Hey,
Why do we need boolean data?
I could use integer data as well with the same result and honestly it seems a bit weird when you put statements like "return (x == y);".
It is more simple if instead that i would put
if(x==y)
{
return true;
}
else
{
return false;
}

• Alex

Are you asking why booleans exist when integers can do the same thing? If so, mainly because they do a better job modelling situations where the only results are true and false.

For example, if I had this code:

I could return a value of 1 to indicate x and y are equal and 0 to indicate otherwise, but that doesn't tell me whether this function could return other values, like 2. If this function returns a bool, it's clear that this function only returns one of those two values.

Booleans also let you do boolean comparison nicely, whereas since any non-zero integer maps to "true" two "true" integers may not be equivalent.

Boolean shortcuts (such as "return (x==y)") may seem a bit strange at first, but once you get used to booleans you'll love the conciseness.

• alex do you have another website for java tutorial??

• Alex

Nope.

• Kılıçarslan

I came up with this.

• Olvin Lizama

Well looks like most of us thought in using a function to determine if the number was prime or not, that's nice and means we are almost all in the same page, here is my result for the quiz, a few years later 🙂

If you have any suggestion will be much appreciated,

Thanks for this awesome course!

• Halar

when i compile this program,complier show an error.

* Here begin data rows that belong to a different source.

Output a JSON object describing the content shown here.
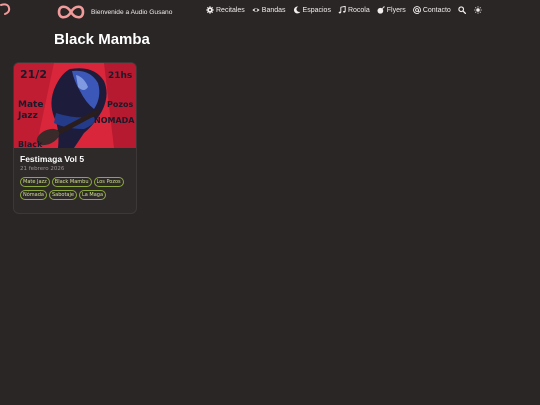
{
  "site": {
    "brand_text": "Bienvenide a Audio Gusano",
    "brand_color": "#f29b9b"
  },
  "nav": {
    "items": [
      {
        "label": "Recitales",
        "icon": "gear-icon"
      },
      {
        "label": "Bandas",
        "icon": "eye-icon"
      },
      {
        "label": "Espacios",
        "icon": "moon-icon"
      },
      {
        "label": "Rocola",
        "icon": "music-note-icon"
      },
      {
        "label": "Flyers",
        "icon": "bomb-icon"
      },
      {
        "label": "Contacto",
        "icon": "at-icon"
      }
    ],
    "search_icon": "search-icon",
    "theme_icon": "sun-icon"
  },
  "page": {
    "title": "Black Mamba"
  },
  "cards": [
    {
      "title": "Festimaga Vol 5",
      "date": "21 febrero 2026",
      "flyer_lettering": [
        "21/2",
        "21hs",
        "Mate",
        "Jazz",
        "Pozos",
        "NOMADA",
        "Black"
      ],
      "tags": [
        "Mate Jazz",
        "Black Mambu",
        "Los Pozos",
        "Nómada",
        "Sabotaje",
        "La Maga"
      ]
    }
  ],
  "colors": {
    "background": "#2a2626",
    "card_background": "#2f2a2a",
    "tag_border": "#8aa93a",
    "tag_text": "#cfe08a",
    "flyer_red": "#d9263b",
    "flyer_blue": "#3b57b8"
  }
}
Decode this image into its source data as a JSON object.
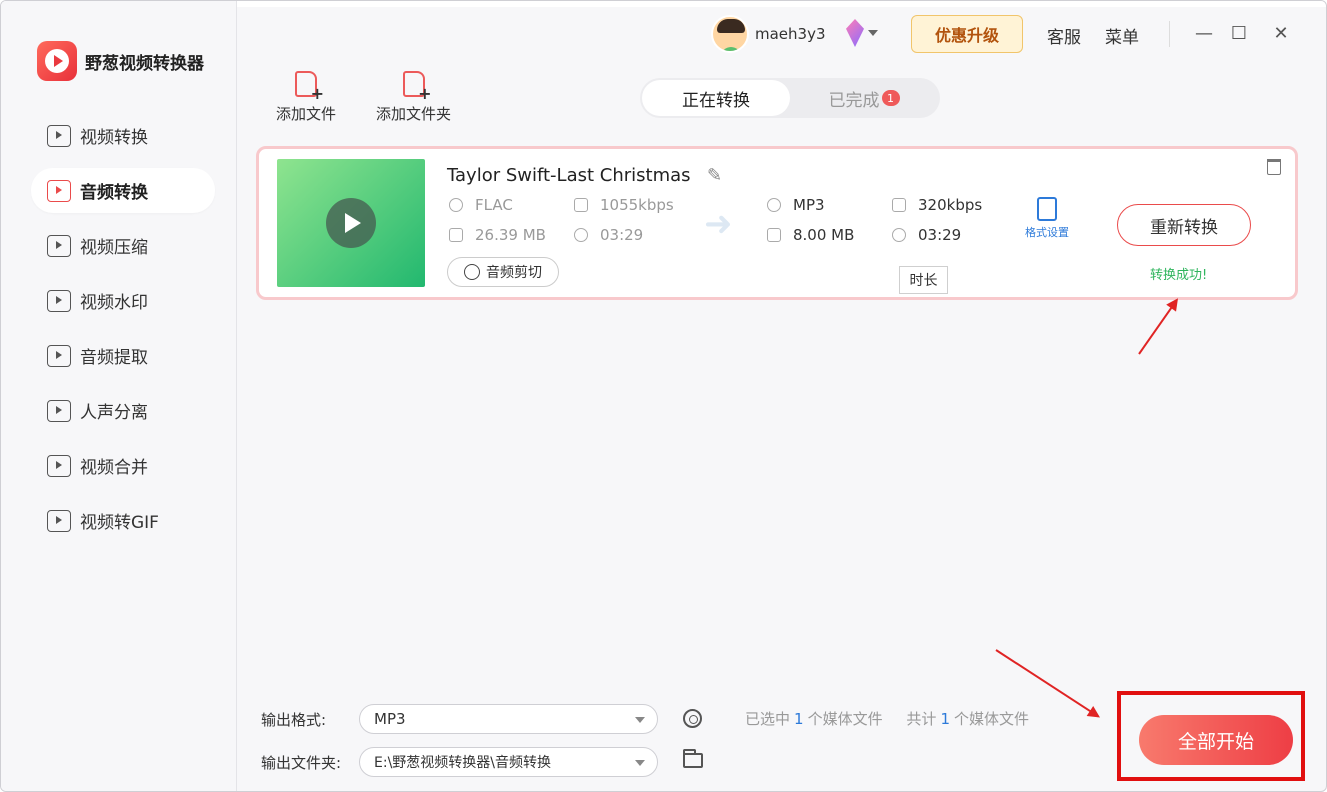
{
  "app": {
    "name": "野葱视频转换器"
  },
  "sidebar": {
    "items": [
      {
        "label": "视频转换",
        "icon": "video-convert-icon"
      },
      {
        "label": "音频转换",
        "icon": "audio-convert-icon",
        "active": true
      },
      {
        "label": "视频压缩",
        "icon": "video-compress-icon"
      },
      {
        "label": "视频水印",
        "icon": "video-watermark-icon"
      },
      {
        "label": "音频提取",
        "icon": "audio-extract-icon"
      },
      {
        "label": "人声分离",
        "icon": "vocal-separate-icon"
      },
      {
        "label": "视频合并",
        "icon": "video-merge-icon"
      },
      {
        "label": "视频转GIF",
        "icon": "video-gif-icon"
      }
    ]
  },
  "header": {
    "username": "maeh3y3",
    "upgrade_label": "优惠升级",
    "service_label": "客服",
    "menu_label": "菜单",
    "minimize": "—",
    "maximize": "☐",
    "close": "✕"
  },
  "toolbar": {
    "add_file": "添加文件",
    "add_folder": "添加文件夹"
  },
  "tabs": {
    "converting": "正在转换",
    "completed": "已完成",
    "completed_count": "1"
  },
  "task": {
    "title": "Taylor Swift-Last Christmas",
    "input": {
      "format": "FLAC",
      "bitrate": "1055kbps",
      "size": "26.39 MB",
      "duration": "03:29"
    },
    "output": {
      "format": "MP3",
      "bitrate": "320kbps",
      "size": "8.00 MB",
      "duration": "03:29"
    },
    "trim_label": "音频剪切",
    "format_settings_label": "格式设置",
    "reconvert_label": "重新转换",
    "status": "转换成功!",
    "tooltip": "时长"
  },
  "bottom": {
    "output_format_label": "输出格式:",
    "output_format_value": "MP3",
    "output_folder_label": "输出文件夹:",
    "output_folder_value": "E:\\野葱视频转换器\\音频转换",
    "selected_prefix": "已选中",
    "selected_count": "1",
    "selected_suffix": "个媒体文件",
    "total_prefix": "共计",
    "total_count": "1",
    "total_suffix": "个媒体文件",
    "start_all_label": "全部开始"
  },
  "colors": {
    "accent": "#ea4b4b",
    "success": "#2fb55d",
    "link": "#2d7ad9",
    "annotation": "#e10f0f"
  }
}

Can you help me?

#include<iostream>
using namespace std;
int main()
{
int x;
cout<<“enter a number”<<endl;
cin>>x;
if(x>=0)
{
cout<<“the number is positive”;
}
else
{
cout<<“the number is negative";
}

return 0;
}

• Alex

It looks like some of your double quotes are using “ instead of ". Make sure you're using normal double quotes ("), not the fancy ones.

• Rebecca

Hi, this is the code that i wrote to test myself with your quiz,

When comparing with your code in the solutions tab, i see that you used "if", then "if else", then "if else", Instead of just "if" and "if" and on and on, but i find that both my code and your code works, any reason behind ending "if" with an "else" each time? Thanks in advance!

• Alex

In this case (because the if statement bodies contain return statements), if and if/else should function identically. If they did not contain return statements, then they would function differently.

I think if/else flows a little better logically -- it makes it clearer that these if statements are meant to be exclusive (only one can be true at a time), and that the else is a "catch all". Your else is only attached to the if (x==7) case, which is a little odd -- it would actually be clearer if you removed the else altogether and just had return false; unconditionally.